**Work request**
In the listing below, count the lines containing the string "Módulo". Reply with that number only.

::::::::

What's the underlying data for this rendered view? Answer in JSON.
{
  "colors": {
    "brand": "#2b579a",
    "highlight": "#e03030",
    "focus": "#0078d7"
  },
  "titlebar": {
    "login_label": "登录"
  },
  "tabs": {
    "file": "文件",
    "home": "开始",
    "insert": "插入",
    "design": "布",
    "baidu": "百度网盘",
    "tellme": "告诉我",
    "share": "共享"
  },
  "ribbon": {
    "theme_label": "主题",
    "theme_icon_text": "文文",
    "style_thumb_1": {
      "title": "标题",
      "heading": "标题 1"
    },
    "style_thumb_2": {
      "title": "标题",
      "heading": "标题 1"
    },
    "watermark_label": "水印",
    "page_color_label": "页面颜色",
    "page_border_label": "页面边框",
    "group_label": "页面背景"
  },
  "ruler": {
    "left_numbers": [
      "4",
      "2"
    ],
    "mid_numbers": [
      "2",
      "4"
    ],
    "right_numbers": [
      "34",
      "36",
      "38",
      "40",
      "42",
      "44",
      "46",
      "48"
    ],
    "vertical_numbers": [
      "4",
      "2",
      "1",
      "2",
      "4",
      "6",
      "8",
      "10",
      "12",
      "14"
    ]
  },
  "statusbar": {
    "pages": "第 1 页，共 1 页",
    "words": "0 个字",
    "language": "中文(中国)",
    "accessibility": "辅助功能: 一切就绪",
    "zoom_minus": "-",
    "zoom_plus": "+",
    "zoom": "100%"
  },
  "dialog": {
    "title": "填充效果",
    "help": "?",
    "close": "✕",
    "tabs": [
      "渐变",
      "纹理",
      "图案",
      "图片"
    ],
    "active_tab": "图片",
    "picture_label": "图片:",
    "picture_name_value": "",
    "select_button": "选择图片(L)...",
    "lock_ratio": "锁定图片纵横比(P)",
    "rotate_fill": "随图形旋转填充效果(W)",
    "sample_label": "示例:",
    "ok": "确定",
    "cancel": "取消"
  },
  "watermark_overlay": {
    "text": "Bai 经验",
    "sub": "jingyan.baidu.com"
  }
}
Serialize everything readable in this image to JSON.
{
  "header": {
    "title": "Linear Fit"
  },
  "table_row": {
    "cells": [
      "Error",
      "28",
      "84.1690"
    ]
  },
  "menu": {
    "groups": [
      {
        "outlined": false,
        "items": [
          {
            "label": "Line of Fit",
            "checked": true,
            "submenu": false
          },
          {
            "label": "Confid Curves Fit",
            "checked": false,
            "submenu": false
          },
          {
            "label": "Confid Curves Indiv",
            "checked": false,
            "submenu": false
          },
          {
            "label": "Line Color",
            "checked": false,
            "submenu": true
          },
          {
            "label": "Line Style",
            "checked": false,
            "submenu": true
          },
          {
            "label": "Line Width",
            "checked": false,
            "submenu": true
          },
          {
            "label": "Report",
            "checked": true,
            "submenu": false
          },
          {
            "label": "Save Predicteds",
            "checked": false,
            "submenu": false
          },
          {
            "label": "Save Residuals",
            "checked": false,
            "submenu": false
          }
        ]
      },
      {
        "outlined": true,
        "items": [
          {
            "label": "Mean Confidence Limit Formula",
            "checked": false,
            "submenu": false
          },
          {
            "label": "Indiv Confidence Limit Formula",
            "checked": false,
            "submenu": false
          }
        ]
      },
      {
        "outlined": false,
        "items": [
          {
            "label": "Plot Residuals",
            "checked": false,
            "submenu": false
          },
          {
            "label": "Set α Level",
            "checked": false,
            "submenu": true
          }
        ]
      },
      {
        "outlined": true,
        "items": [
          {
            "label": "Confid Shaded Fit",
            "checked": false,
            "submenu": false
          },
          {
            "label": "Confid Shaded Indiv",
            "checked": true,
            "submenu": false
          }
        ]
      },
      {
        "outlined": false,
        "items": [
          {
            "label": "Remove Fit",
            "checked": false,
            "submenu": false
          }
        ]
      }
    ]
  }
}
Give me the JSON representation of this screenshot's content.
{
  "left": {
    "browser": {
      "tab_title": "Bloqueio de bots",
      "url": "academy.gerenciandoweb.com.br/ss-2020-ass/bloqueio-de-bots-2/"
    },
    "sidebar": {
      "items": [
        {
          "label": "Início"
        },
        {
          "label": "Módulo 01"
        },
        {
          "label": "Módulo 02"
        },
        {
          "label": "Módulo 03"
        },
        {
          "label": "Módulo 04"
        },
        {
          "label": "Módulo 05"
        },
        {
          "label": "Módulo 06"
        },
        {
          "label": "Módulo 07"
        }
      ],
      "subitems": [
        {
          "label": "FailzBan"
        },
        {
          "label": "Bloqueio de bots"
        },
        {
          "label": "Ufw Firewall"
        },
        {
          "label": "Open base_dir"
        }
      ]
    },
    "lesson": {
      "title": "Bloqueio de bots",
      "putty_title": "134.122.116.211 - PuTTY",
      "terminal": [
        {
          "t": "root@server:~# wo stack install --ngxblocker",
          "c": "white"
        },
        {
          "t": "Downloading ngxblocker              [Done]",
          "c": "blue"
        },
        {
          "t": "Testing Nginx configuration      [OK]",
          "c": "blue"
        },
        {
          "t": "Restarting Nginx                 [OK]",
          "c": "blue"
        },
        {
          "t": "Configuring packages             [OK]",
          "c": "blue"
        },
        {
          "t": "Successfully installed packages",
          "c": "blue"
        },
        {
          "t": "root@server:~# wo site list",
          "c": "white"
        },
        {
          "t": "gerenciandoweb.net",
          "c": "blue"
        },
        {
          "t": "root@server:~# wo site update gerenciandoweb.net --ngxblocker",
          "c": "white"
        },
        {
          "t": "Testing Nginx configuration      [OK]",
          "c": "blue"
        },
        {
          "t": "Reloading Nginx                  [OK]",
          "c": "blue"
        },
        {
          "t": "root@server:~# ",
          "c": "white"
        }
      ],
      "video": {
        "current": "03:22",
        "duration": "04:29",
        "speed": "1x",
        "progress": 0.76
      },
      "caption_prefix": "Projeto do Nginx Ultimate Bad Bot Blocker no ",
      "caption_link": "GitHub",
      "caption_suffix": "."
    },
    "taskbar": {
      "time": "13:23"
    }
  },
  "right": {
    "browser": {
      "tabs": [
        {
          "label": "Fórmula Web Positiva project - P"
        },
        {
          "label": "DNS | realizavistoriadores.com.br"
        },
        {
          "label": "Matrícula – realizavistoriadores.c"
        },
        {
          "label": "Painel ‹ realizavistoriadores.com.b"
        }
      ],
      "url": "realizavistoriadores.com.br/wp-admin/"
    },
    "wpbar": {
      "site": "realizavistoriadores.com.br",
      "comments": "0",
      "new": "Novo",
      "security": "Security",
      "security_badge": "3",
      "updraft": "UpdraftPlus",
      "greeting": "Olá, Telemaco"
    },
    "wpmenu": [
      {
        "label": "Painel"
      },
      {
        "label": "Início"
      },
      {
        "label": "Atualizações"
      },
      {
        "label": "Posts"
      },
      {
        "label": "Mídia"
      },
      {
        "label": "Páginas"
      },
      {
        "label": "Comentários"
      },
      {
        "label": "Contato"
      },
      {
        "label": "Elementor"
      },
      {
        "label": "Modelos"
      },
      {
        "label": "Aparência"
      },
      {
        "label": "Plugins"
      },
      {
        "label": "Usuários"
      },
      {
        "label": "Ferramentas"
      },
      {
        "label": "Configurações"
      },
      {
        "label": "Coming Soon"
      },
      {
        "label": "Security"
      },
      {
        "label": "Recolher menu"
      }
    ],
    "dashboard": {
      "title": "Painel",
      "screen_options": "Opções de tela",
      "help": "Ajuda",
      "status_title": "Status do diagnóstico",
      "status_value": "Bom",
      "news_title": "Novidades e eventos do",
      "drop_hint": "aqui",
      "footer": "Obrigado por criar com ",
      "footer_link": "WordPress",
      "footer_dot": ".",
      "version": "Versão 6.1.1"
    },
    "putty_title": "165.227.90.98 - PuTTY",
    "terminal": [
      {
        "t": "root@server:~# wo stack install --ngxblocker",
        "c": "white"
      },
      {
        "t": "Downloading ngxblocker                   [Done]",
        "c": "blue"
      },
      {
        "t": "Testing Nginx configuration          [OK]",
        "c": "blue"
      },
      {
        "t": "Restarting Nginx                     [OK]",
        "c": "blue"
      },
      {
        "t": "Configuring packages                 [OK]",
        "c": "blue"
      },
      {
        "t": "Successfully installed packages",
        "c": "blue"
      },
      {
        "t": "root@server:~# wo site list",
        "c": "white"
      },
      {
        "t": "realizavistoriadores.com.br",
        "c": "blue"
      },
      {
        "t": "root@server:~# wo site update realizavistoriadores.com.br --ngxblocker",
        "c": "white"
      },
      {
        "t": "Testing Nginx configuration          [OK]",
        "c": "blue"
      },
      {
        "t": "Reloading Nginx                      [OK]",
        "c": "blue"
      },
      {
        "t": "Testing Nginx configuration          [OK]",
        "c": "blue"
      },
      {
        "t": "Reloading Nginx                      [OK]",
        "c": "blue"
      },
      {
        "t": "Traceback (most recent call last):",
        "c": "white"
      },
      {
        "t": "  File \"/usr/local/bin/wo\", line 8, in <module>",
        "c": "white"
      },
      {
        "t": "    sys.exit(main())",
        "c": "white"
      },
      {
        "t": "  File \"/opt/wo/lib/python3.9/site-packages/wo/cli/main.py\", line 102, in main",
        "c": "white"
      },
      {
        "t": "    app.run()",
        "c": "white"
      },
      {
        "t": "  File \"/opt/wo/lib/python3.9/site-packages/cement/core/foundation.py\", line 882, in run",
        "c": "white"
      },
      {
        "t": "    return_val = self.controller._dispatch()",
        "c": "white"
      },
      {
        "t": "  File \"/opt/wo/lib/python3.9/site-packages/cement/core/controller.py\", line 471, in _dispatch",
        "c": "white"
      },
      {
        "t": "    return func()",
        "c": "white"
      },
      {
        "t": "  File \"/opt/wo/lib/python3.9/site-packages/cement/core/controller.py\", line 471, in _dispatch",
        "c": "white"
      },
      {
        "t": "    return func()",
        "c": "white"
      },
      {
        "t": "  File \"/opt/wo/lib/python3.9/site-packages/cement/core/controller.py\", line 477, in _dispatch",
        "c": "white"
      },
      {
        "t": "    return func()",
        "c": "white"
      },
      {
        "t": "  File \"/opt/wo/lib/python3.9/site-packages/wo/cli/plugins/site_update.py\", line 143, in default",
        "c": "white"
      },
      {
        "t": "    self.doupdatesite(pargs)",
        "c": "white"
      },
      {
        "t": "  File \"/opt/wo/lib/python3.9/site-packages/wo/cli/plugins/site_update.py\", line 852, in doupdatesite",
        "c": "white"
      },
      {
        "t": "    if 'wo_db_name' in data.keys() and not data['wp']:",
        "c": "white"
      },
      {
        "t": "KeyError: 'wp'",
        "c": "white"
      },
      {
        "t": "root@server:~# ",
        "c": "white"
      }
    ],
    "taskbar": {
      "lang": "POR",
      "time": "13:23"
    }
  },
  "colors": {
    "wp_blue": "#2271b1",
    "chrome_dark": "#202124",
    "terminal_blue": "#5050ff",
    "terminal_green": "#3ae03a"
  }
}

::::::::

**Finished task**
7